Why worry when that issue was not the question presented?  Well, maybe because we have seen the pre-2016 Supreme Court reach out and resolve class action questions not presented (e.g.Comcast v. Behrend), include dicta that appeared to resolve subsidiary class action issues (e.g., Walmart Stores v. Dukes Daubert applies at class certification stage), and invite entirely new defense arguments with loose rhetoric (e.g.Walmart Stores v. Dukes – no “trial by formula”).  And, a variation of this troublesome question was presented – but not resolved – in the Tyson Stores v. Bouaphakeo case. 
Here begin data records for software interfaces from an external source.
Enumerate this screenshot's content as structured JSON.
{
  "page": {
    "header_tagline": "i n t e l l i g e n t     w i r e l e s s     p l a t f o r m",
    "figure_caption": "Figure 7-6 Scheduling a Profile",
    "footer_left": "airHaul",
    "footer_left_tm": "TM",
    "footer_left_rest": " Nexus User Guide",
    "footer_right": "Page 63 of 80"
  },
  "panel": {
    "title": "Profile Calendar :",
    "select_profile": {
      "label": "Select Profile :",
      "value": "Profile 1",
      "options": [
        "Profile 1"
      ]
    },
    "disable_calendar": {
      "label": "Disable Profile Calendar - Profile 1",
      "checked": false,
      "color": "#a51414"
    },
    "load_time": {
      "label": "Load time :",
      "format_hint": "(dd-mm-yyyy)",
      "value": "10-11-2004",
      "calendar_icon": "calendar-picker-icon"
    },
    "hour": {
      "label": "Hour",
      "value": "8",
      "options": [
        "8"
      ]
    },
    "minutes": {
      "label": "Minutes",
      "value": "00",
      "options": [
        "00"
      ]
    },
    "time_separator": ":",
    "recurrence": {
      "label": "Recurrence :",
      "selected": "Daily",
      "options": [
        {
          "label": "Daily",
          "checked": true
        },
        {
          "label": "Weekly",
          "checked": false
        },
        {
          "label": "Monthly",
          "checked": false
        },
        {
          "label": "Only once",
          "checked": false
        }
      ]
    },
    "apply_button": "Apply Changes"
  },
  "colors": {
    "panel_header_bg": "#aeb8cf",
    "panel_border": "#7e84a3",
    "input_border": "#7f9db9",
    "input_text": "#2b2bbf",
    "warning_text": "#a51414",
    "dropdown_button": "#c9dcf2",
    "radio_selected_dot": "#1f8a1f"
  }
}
The good news, of course, is that the decision is far more disciplined and narrow, as were the Campbell-Ewald and Tyson cases from this term.  The only reference to class actions is in footnote 6 in which the majority in turn quotes a footnote from the 1976 decision in Simon v. Eastern Kentucky Welfare Rights Organization, 426 U.S. 26 (1976), to the effect that bringing the case as a class action does not relieve the named plaintiff from demonstrating his or her Article III standing.  The nasty rhetoric about class actions, which has been commonplace in recent SCOTUS decisions is, of course, also absent.  We can live with that.   

What did the Court actually decide?  To demonstrate Article III injury in fact, the plaintiff must show that his or her injury was “concrete and particularized.”  Mr. Robins and the Ninth Circuit got the ‘particularized’ piece right – he asserted that Spokeo, the consumer reporting agency, had disseminated false information specifically about him.  But they missed the “concrete” part.  What exactly is a “concrete” injury?  Relax, we’re not talking about the complimentary footwear Tony Soprano provides before tossing a wise guy into the East River. 

The Court says that a “concrete” injury is “real” and not “abstract.”  It may however be “intangible.”   When is an intangible harm concrete?  (No wonder people hate lawyers.) If you are Justice Thomas, it is only those private rights traditionally recognized at common law.  He would leave the vindication of “public rights,” like “free navigation of water ways,” to government enforcement.  Presumably, that would rule out pesky cases like Brown v. Board of Education as well.   

Others take a much broader view of concrete, intangible harm.  The Court recognized that Congress may identify and elevate intangible harms that will satisfy the concreteness prong that were not recognized at common law.  This may even include conduct that creates “the risk of real harm.”  Notably, the Court went beyond the specific statutory language of FCRA (the Fair Credit Reporting Act) to observe: “Congress plainly sought to curb the dissemination of false information by adopting procedures designed to decrease that risk.”  Sounds like legislative intent.  

However, just because Congress authorizes an individual to sue for a statutory violation does not necessarily mean that the claim automatically satisfies Article III.   No bare procedural violations -- like an inaccurate zip code -- will do.  The decision remanded the case for evaluation of the “concreteness” prong of Mr. Robins’s claim.   

Justice Ginsberg, dissenting and joined by Justice Sotomayor, disagreed with the decision to remand the case for the lower court to determine whether Mr. Robins’s “particularized injury was ‘concrete.’”  She found ample evidence in the record that the alleged misrepresentations about Mr. Robins’s education, family, and economic status would cause “actual harm” to his employment prospects.   

Standing arguments will continue to be part of the defense playbook but, after Spokeo, the most radical of those positions will no longer get traction.